If you're shopping for a purchase mortgage and if you'd previously received quotes from one of the slower moving lenders back in late July or early August, you may be looking at mortgage rates that are very close to all-time lows.  If you're in the market for a refinance, you're nowhere near all-time lows--especially if you count jumpier lenders (those who change their rates with minimal provocation from the bond market or their operational capacity) and shorter time horizons.  In fact, the average lender was quoting refi rates roughly a quarter of a percent lower in early August before the new refi fee was announced.

For what it's worth, the rates on MND are weighted in favor of the market profile when it comes to purchases vs refis.  As such, the comparatively higher rates for refis have pulled the average higher (refis comprise more of the market).  Given my lust for accuracy and precision, we may break out purchases and refis into separate indices until and unless the adverse market fee goes away, and that could take years.

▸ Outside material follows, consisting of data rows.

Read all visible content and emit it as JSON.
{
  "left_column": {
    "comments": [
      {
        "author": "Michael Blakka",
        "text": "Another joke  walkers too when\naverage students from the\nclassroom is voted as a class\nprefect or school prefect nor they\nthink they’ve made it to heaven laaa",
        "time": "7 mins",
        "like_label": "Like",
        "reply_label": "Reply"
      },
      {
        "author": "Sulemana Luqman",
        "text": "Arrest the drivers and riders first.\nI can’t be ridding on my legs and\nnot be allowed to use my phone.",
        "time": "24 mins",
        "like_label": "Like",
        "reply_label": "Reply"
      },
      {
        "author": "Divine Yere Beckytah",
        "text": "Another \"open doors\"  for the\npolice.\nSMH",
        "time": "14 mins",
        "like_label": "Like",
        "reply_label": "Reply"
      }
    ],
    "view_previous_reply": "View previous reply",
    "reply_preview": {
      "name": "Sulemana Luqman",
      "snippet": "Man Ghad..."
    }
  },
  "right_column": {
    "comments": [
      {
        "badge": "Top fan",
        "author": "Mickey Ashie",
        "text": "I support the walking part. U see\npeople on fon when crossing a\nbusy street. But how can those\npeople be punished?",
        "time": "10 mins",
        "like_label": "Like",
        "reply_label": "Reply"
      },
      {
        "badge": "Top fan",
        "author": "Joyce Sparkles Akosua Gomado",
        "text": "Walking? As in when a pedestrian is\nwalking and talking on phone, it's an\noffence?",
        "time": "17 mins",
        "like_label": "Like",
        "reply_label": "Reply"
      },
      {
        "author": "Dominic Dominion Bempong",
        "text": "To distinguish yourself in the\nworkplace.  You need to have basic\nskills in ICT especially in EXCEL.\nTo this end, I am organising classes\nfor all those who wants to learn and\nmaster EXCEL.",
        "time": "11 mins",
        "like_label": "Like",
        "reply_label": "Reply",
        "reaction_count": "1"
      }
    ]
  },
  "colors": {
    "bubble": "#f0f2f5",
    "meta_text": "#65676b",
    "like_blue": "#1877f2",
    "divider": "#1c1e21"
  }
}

All of the above having been said, whether you're looking at purchase rates close to all-time lows or refi rates that are nowhere close, they haven't changed much at all over the past few weeks.  That's been the case even though the underlying bond market suggests a bit more volatility.  Mortgage rates have been able to defy that volatility due to extra wide margins.  That's another way of saying lenders are keeping rates higher than they otherwise would be in order to slow down the pace of new business.  They're overloaded as it is. 

The downside is that it could take months for margins to shrink, but the upside is that when the bond market says rates should be going higher, lenders don't have to pay as much attention (within reason).  A huge move would still have an effect, but the sort of movement seen over the past two weeks has been taken fairly well in stride.